For today I just wanted to share a lovely yet incredibly difficult quilt I undertook once during a quilting class in Georgia many years ago.
This kind of quilt is known as a Baltimore album quilt. Each block uses a different technique – hence the name album – and we did a square a week in our 9 week class. I made all the leaves and flower applique patterns by hand.
Although I do enjoy looking at it (this quilt is one of the few I’ve held on to and have it mounted on my living room wall), I more thoroughly enjoy making the other types of quilts I more often make. For starters this Baltimore quilt, though pretty, is in a more controlled pattern than I usually would make. The traditional patterns are very nice, though they do take much more effort to get right. As well, the types of patterns and ideas I gravitate towards are a lot more free-form and abstract than something like this.
It does feel like the sort of quilt that every quilter should attempt at least once, if only for the historical value, though. Plus it’s pretty, simple as that.
Hope everyone has a great weekend!
Here’s a fun Pinterest board with many Baltimore Album quilts: https://www.pinterest.com/quiltinspire/baltimore-album-quilts/
|“Baltimore Album Memorial Quilt LACMA AC1992.65.1” Licensed under Public Domain via Wikimedia Commons|
And here is more information on these fabulous quilts from a site called Womenfolk.com:
During the 1840s Baltimore was a prosperous seaport and the center of a growing textile industry. Wealth and society were the perfect setting for the development of album quilts. Appliqued Baltimore Album Quilts with elaborate floral, animal, patriotic, and fraternal motifs became the height of fashion. There were many women of German heritage in the Baltimore community and it is likely that German folk art had some influence on the designs used on these quilts.
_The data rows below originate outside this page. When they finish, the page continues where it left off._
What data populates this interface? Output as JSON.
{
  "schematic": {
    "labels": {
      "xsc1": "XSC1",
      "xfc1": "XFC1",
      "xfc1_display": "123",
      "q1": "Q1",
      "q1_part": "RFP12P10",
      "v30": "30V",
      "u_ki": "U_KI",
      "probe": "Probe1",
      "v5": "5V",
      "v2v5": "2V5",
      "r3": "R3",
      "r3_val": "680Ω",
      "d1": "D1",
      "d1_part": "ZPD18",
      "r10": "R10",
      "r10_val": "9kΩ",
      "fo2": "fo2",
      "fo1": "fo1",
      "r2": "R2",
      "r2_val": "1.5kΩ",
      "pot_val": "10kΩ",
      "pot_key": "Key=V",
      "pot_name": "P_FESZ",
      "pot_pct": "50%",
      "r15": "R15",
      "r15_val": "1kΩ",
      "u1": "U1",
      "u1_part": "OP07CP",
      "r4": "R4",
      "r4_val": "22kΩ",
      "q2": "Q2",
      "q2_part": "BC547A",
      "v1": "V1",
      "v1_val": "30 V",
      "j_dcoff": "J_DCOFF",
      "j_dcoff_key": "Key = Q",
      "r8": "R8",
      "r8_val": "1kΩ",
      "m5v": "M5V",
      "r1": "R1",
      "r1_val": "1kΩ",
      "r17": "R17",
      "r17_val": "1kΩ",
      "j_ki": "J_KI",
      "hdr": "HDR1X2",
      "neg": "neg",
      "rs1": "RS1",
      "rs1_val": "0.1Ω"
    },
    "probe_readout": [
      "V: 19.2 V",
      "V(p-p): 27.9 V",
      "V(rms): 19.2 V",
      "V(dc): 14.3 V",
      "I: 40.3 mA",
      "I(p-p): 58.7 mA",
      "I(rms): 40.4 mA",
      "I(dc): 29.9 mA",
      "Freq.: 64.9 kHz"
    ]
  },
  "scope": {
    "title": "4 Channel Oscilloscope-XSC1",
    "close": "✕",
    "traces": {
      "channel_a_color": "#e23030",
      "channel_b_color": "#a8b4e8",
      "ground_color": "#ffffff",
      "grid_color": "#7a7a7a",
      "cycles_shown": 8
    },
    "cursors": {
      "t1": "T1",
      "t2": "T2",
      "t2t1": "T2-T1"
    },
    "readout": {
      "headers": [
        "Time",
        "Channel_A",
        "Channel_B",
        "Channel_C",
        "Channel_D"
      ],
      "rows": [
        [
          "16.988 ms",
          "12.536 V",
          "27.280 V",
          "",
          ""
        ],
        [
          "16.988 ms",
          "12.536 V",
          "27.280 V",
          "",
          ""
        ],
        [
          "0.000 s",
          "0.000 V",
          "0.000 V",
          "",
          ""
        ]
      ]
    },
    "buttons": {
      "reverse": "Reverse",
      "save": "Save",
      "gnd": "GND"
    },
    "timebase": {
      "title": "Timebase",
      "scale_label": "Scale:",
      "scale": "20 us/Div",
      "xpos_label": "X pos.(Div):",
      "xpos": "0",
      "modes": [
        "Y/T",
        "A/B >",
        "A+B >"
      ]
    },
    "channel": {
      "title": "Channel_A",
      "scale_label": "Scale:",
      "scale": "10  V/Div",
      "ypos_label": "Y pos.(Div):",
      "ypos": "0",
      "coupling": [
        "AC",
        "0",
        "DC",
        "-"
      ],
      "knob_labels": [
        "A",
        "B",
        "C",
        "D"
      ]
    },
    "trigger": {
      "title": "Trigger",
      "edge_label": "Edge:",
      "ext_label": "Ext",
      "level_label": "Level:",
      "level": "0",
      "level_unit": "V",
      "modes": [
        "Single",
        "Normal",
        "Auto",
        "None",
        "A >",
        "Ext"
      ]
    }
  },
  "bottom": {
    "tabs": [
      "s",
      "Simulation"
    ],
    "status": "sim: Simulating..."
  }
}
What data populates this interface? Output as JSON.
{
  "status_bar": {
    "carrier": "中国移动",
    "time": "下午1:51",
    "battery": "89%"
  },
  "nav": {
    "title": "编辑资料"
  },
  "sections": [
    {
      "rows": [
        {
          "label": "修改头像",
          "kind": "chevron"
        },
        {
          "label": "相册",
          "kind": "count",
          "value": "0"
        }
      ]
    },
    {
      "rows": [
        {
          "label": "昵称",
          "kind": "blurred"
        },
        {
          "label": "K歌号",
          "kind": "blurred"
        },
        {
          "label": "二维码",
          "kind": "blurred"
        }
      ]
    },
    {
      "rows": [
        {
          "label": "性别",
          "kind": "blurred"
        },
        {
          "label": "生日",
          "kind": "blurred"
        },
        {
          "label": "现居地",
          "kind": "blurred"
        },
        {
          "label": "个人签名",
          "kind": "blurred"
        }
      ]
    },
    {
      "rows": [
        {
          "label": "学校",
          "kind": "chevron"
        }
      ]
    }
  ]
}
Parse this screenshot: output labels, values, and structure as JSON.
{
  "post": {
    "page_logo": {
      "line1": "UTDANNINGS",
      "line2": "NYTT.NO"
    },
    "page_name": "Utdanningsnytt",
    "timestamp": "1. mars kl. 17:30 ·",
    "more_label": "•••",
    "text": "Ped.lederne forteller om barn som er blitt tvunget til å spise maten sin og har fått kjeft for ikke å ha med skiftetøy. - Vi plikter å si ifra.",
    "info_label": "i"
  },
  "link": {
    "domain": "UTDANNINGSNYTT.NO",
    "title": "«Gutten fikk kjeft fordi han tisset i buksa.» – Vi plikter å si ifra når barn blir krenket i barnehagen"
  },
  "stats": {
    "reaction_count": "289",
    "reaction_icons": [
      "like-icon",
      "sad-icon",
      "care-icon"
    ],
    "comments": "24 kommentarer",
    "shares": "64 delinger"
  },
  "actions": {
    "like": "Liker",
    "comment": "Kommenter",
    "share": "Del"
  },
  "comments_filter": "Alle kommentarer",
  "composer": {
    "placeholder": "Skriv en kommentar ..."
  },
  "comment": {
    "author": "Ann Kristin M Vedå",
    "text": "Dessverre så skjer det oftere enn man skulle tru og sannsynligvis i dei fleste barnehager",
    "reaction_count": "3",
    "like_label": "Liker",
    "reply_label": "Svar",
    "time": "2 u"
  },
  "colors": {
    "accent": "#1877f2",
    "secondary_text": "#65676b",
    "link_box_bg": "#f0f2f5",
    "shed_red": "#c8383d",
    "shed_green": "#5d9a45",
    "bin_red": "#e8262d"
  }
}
But Baltimore was not the only city where these beautiful appliquéd blocks were made. They were popular as well in other areas on the east coast during the 1840s and 1850s. They appear to have gradually moved westward though it is uncertain whether this is because rural women started making them or if settlers had brought them from their east coast homes.